My mother’s friend who had been working with her own Afghan family lost contact with the Marines who had been helping her escort cleared Afghan individuals through the gate. Her Afghan family stopped responding to her messages. We later learned they all died. My aerial footage and chats with Afghans suddenly became flooded with indescribable images of broken, mangled, bloodied bodies. Many were children.
Samim was very close to the blast. But safe. Then another bomb. Again, safe. Then before we had another chance, the gate closed, the last American flight left Afghanistan, and new methods were required. Thus began 6 months of hiding, evading, and seeking new ways of escape.
From August to January, my family and our Afghan family worked every option to get them out of the country. I spent countless hours contacting senators, representatives, Immigration Services, Department of State, completing endless spreadsheets to qualify Samim and family for non-government rescue flights or extraordinarily expensive overland routes – hours begging and pleading evacuation coalitions to help “our” family.
But at the same time, I was also a medical student. I slept about two hours each night. I received nearly constant information from the Digital Dunkirk network, I monitored events in Afghanistan, and I stayed alert to any opportunity. Perhaps a flight would open. Perhaps the Taliban were searching homes in Samim’s area. Any number of events could mean the difference of life and death if not relayed rapidly and correctly to Samim. I refused to miss an opportunity for sleep, and I refused to put school on hold. Most days I could hardly walk due to exhaustion.
There was one constant in all this turmoil. The need for food, warmth, and medical care. Several coalitions banded together and found allies who could sneak food to those in hiding and found Afghan doctors who could provide care in secret. There was a medical specific chat. I listened as other Americans begged for help for their Afghan families with medical emergencies while in hiding. I felt powerless. As a second-year medical student, I wished desperately that I knew enough to join and help in those medical chats. My ache to become a physician grew enormously as I watched those in medical desperation.
I can’t describe all the narrow escapes. Once, Samim’s wife became very ill and sought the skills of a doctor. The Taliban threatened to kill her – calling her a prostitute for seeking medical care. Samim’s sister became extremely ill and again they risked everything to get her the care she needed. The family never left hiding except for medical care. Medical care was the only thing important enough to leave their hiding spot.
After months of begging, dead-ends, desperation and filling out countless papers requesting help, we got documented support from high-ranking government officials and politicians, and my parents and I were able to help our friends sneak out of the country. They escaped in two groups the last in late January.
I cannot describe the emotional impact this year has had on me or the resolve it has created in me. For the first time in my life, I struggled academically; but when I saw images of desperate people seeking medical help it powered me to continue studying.
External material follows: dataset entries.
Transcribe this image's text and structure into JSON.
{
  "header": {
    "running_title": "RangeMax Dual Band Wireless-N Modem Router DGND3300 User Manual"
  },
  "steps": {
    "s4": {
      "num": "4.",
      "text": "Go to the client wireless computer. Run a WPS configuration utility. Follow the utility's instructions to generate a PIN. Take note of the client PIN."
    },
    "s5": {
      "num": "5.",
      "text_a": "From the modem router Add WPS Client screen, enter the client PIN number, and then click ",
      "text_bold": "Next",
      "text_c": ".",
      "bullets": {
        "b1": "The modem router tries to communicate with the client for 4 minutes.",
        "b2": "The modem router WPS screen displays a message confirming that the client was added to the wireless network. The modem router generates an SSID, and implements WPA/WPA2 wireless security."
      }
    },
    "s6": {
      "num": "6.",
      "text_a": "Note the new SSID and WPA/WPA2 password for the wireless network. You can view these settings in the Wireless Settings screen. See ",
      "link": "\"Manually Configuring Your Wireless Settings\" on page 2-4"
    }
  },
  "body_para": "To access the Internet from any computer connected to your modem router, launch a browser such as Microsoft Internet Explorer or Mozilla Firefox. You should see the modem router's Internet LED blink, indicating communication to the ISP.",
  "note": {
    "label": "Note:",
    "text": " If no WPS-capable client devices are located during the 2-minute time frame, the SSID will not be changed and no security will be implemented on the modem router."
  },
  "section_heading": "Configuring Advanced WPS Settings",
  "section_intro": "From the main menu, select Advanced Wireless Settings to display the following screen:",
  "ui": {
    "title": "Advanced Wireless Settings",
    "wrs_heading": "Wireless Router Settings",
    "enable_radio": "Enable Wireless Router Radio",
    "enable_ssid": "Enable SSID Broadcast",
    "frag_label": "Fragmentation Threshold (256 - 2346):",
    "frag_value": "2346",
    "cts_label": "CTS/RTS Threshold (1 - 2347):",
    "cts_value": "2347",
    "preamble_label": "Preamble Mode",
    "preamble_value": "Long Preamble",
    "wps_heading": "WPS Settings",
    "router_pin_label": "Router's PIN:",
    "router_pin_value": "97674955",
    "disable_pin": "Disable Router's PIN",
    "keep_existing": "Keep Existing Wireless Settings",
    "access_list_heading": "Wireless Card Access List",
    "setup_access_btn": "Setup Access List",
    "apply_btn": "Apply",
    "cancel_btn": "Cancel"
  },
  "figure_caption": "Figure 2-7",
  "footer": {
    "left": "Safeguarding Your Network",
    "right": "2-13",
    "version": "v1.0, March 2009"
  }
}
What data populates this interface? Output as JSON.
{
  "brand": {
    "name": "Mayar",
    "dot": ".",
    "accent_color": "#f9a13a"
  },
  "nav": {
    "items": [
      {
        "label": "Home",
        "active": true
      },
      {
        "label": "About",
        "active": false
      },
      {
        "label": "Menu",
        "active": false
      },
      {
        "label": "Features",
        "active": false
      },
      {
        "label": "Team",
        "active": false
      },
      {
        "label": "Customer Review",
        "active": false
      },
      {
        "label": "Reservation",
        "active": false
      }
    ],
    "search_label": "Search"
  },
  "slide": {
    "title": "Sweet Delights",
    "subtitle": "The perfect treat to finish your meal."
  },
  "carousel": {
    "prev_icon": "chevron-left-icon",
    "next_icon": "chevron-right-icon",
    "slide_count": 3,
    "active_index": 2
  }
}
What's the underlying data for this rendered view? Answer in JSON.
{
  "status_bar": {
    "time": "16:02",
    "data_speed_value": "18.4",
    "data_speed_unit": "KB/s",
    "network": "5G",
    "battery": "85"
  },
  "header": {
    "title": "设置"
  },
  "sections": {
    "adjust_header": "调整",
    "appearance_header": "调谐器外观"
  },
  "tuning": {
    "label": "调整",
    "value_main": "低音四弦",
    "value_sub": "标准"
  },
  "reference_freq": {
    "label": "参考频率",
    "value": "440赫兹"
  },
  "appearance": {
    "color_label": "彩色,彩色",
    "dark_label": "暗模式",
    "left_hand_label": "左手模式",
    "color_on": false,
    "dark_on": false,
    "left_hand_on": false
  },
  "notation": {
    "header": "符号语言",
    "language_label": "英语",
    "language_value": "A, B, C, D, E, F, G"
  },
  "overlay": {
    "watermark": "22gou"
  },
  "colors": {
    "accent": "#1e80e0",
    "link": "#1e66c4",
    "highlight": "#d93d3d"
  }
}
I kept a picture of Samim’s family on my phone so that I could stay motivated. I replayed the clip of his little child saying “Thank you so much. I love you” countless times. I have always wanted to be a physician in my mind, but this drove the desire to my heart.